Aim of the task. Search each line of the data for the word "name"; copy every line where it is found.

Records to use.
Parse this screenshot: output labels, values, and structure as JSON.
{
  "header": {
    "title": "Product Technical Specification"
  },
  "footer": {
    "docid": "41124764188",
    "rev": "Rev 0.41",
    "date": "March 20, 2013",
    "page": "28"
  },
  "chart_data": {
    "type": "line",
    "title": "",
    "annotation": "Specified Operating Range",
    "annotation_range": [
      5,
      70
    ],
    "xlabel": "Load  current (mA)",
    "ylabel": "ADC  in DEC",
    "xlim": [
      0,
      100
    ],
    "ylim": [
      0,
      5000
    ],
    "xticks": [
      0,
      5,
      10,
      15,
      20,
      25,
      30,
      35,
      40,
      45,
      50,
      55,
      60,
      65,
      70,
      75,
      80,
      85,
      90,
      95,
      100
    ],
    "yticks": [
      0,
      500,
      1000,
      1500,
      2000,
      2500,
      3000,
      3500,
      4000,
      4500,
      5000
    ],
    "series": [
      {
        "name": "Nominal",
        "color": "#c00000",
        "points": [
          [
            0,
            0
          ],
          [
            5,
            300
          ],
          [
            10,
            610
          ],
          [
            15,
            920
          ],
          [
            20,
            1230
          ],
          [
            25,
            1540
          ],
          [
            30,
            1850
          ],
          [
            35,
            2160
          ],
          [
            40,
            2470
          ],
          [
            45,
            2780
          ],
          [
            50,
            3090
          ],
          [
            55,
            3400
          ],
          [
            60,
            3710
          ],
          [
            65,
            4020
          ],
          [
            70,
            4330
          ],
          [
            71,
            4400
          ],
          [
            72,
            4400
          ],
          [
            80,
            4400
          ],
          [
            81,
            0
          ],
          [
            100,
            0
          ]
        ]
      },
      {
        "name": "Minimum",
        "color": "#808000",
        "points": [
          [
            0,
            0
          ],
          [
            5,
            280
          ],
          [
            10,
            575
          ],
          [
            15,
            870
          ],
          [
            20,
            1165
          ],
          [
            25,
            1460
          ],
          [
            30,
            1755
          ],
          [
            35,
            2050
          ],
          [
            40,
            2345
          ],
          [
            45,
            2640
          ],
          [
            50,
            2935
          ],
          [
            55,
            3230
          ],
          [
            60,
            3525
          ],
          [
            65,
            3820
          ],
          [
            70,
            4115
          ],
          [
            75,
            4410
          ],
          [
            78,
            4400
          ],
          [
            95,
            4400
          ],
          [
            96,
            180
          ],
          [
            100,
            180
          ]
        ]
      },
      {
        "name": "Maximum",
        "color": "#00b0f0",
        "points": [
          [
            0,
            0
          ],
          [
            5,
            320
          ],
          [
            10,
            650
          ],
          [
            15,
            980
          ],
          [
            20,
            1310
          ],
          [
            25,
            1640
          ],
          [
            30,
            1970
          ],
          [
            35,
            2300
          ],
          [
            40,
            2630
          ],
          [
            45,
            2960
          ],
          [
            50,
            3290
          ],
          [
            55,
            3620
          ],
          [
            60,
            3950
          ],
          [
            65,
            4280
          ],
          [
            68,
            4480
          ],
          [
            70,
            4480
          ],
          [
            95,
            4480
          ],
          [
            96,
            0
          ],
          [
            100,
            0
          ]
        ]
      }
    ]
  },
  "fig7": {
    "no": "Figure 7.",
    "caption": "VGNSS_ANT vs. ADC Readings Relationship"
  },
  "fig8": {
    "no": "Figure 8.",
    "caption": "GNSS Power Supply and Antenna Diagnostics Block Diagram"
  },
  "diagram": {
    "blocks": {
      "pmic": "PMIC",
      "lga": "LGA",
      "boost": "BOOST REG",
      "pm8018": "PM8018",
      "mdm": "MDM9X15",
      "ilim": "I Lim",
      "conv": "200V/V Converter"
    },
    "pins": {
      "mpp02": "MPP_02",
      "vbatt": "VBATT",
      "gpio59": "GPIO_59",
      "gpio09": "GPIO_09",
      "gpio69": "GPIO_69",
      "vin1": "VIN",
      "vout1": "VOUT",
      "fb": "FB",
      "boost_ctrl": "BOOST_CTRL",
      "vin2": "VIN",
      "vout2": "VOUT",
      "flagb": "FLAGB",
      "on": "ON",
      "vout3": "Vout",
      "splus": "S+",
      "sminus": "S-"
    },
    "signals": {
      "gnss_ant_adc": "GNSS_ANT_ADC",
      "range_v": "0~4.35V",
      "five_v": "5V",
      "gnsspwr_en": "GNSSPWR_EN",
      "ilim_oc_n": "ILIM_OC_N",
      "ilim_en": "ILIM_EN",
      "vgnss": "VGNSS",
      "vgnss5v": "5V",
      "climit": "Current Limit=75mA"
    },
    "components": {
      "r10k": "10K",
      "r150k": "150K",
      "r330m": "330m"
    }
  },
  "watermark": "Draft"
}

Answer to this task.
        "name": "Nominal",
        "name": "Minimum",
        "name": "Maximum",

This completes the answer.